Brokerage executives and financial advisers see the convergence of wealth management and the retirement business as a major moneymaking opportunity, and are implementing measures to capitalize on it.
This convergence, which sees wealth managers do more business with 401(k) plans and participants, and 401(k) advisers do more wealth management for individual clients, is occurring as firms see the need to diversify revenue streams and cater to client demand, executives said at InvestmentNews' recent Retirement Plan Adviser Broker-Dealer Think Tank in New York.
"The lines are blurring now. It is not so much siloed," said Bryan Hodgens, senior vice president, retirement partners, at LPL Financial, said of wealth management and retirement. "I think it's just going to continue to merge together. I absolutely do."
Being able to do both 401(k) and wealth management work provides a natural referral system for new business. For instance, a business-owner wealth management client may need help managing the company 401(k) plan, and vice versa. 401(k) participants also represent a captive audience of potential retail customers — for the vast majority, a 401(k) adviser will be the only financial adviser with whom they ever come in contact.
The ultimate goal is to engage 401(k) participants, from the highly compensated C-suite executives through the rank-and-file employees, by offering in-plan financial advice. That allows advisers and broker-dealers to potentially capture both retirement and other household assets.
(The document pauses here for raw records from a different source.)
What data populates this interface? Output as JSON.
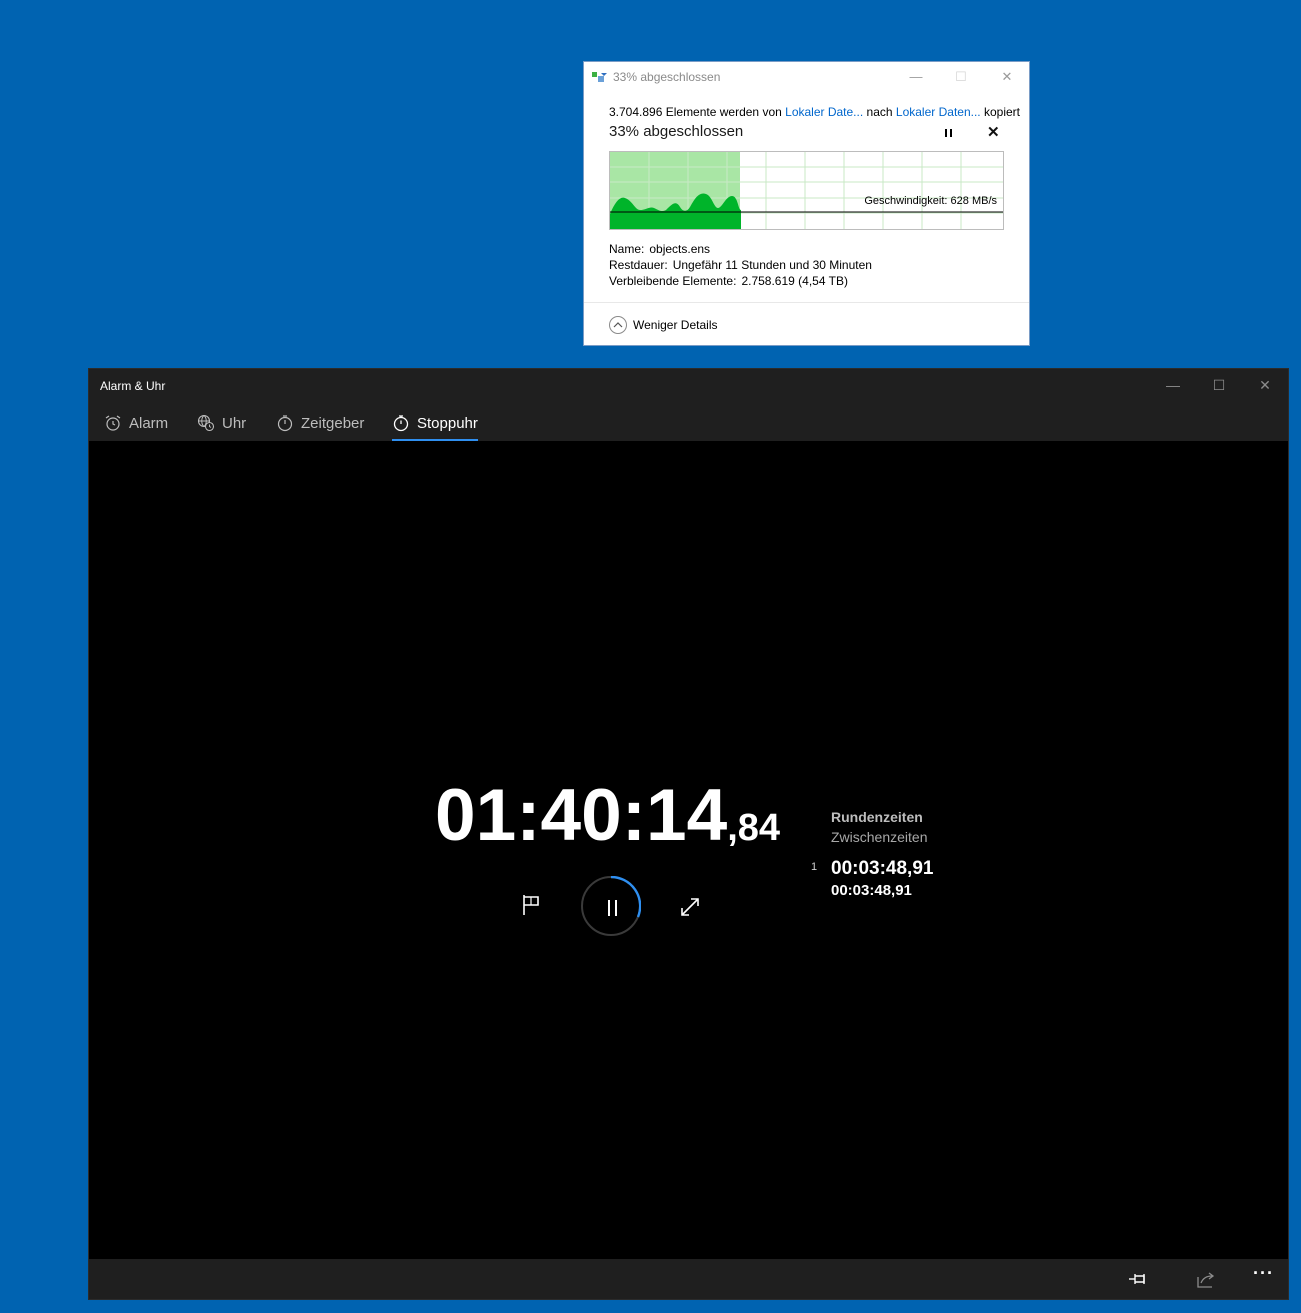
{
  "copy_dialog": {
    "title": "33% abgeschlossen",
    "window_buttons": {
      "minimize": "—",
      "maximize": "☐",
      "close": "✕"
    },
    "summary": {
      "count_text": "3.704.896 Elemente werden von",
      "source": "Lokaler Date...",
      "middle": "nach",
      "destination": "Lokaler Daten...",
      "suffix": "kopiert"
    },
    "headline": "33% abgeschlossen",
    "progress_percent": 33,
    "speed_label": "Geschwindigkeit: 628 MB/s",
    "details": {
      "name_label": "Name:",
      "name_value": "objects.ens",
      "remaining_time_label": "Restdauer:",
      "remaining_time_value": "Ungefähr 11 Stunden und 30 Minuten",
      "remaining_items_label": "Verbleibende Elemente:",
      "remaining_items_value": "2.758.619 (4,54 TB)"
    },
    "less_details_label": "Weniger Details",
    "icons": {
      "pause": "pause-icon",
      "cancel": "close-icon",
      "toggle": "chevron-up-icon"
    },
    "colors": {
      "graph_fill": "#00b42a",
      "graph_bg": "#a9e6a5",
      "link": "#0066cc"
    }
  },
  "clock_window": {
    "title": "Alarm & Uhr",
    "window_buttons": {
      "minimize": "—",
      "maximize": "☐",
      "close": "✕"
    },
    "tabs": [
      {
        "label": "Alarm",
        "icon": "alarm-clock-icon",
        "active": false
      },
      {
        "label": "Uhr",
        "icon": "world-clock-icon",
        "active": false
      },
      {
        "label": "Zeitgeber",
        "icon": "timer-icon",
        "active": false
      },
      {
        "label": "Stoppuhr",
        "icon": "stopwatch-icon",
        "active": true
      }
    ],
    "stopwatch": {
      "time_main": "01:40:14",
      "time_fraction": ",84"
    },
    "laps": {
      "header_lap": "Rundenzeiten",
      "header_split": "Zwischenzeiten",
      "entries": [
        {
          "number": "1",
          "lap_time": "00:03:48,91",
          "split_time": "00:03:48,91"
        }
      ]
    },
    "bottom_icons": [
      "pin-icon",
      "share-icon",
      "more-icon"
    ],
    "more_label": "···",
    "colors": {
      "accent": "#2f8ff0",
      "background": "#000000",
      "chrome": "#1f1f1f"
    }
  }
}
"To me that will be the battleground over the next 10 years," said Dick Darian, CEO at consulting firm The Wise Rhino Group.
Broker-dealers aren't the only group to recognize the opportunity. Many retirement-focused aggregator firms, which acquire advisory shops specialized in the 401(k) market, are aggressively building out their wealth management capabilities. Record-keepers are building out financial-wellness services to address participants' financial issues, in some cases giving them the opportunity to buy in-house retail products like insurance. And, in a sign of the times, a private-equity firm bought 401(k)-focused managed account provider Financial Engines for $3 billion last year and merged it with Edelman Financial Services, a retail advisory firm.
The result will be fewer rollovers from 401(k) plans to retail accounts as more investors keep their money in plan or with the 401(k) adviser, Mr. Darian said. That's significant because in the past, a rollover event is historically where many brokers and advisers have gotten new business.
While executives see the opportunity, they concede that firms haven't yet succeeded in capitalizing.
Jon Anderson, head of retirement plan solutions at Cetera Financial Group, said he was recently addressing a room of 150 401(k) investors, all making roughly $150,000-$200,000, and asked how many had ever been contacted by their plan's 401(k) adviser. Only two raised their hands.
"I don't know exactly why that's happening, but I know it's happening at scale out there and the participants are just not getting that connection," Mr. Anderson said.
"Whoever does that best and first, I think, is going to be a leader in the marketplace," he said.
There are some challenges to tackling the issue.
One primary challenge: figuring out ways to mitigate corporate risk across thousands of advisers who may be doing retirement-plan business but most likely are not specialists. Many wirehouse and independent brokerages in recent months and years have offered options to relatively inexperienced 401(k) advisers interested in working with retirement plans; such services give responsibility for fiduciary investment management to the home office rather than the adviser to help control risk.
Scaling financial advice for all plan participants also becomes a drain on advisers' time and resources, which many executives see as a reason to implement technology as one part of the equation. Changing advisers' mindsets toward more of a long-term asset-gathering framework is also tough, they said, since 401(k) participants are not the wealthiest of clients.
"This isn't an immediate game. You need to build a pipeline of people who are going to build wealth over time," said Christina Marschinke, senior vice president, retirement partners, LPL Financial. "That's going to change and I don't think that's been the mindset of advisers two years ago, three years ago, five years ago."
Some brokerage firms have taken concrete steps to build an infrastructure to support the convergence of wealth and retirement.
David Curylo, a pension consultant at MML Investor Services, who works with the firm's roughly 9,000 advisers on retirement-plan issues, said the broker-dealer is looking at tiering advisory firms and advisers based on their book of business and recent sales to identify their quantity of retirement business.
Ultimately, the firm's goal is to have an identified retirement-plan specialist in each firm considered to be a "two-plan Tony," or one with only a handful of 401(k) plan clients.
Fred Barstein, founder and CEO of The Retirement Advisor University, said it's imperative for broker-dealers to find a way to support these advisers dabbling in the 401(k) business from the point of getting more small-business employees access to a 401(k) plan, since more experienced advisers tend to focus on larger plans.
"I think it is that wealth management adviser, the dabbler, the one who maybe doesn't have that billion-dollar book, we've got to help them, we've got to enable them," Mr. Barstein said. "They're the future."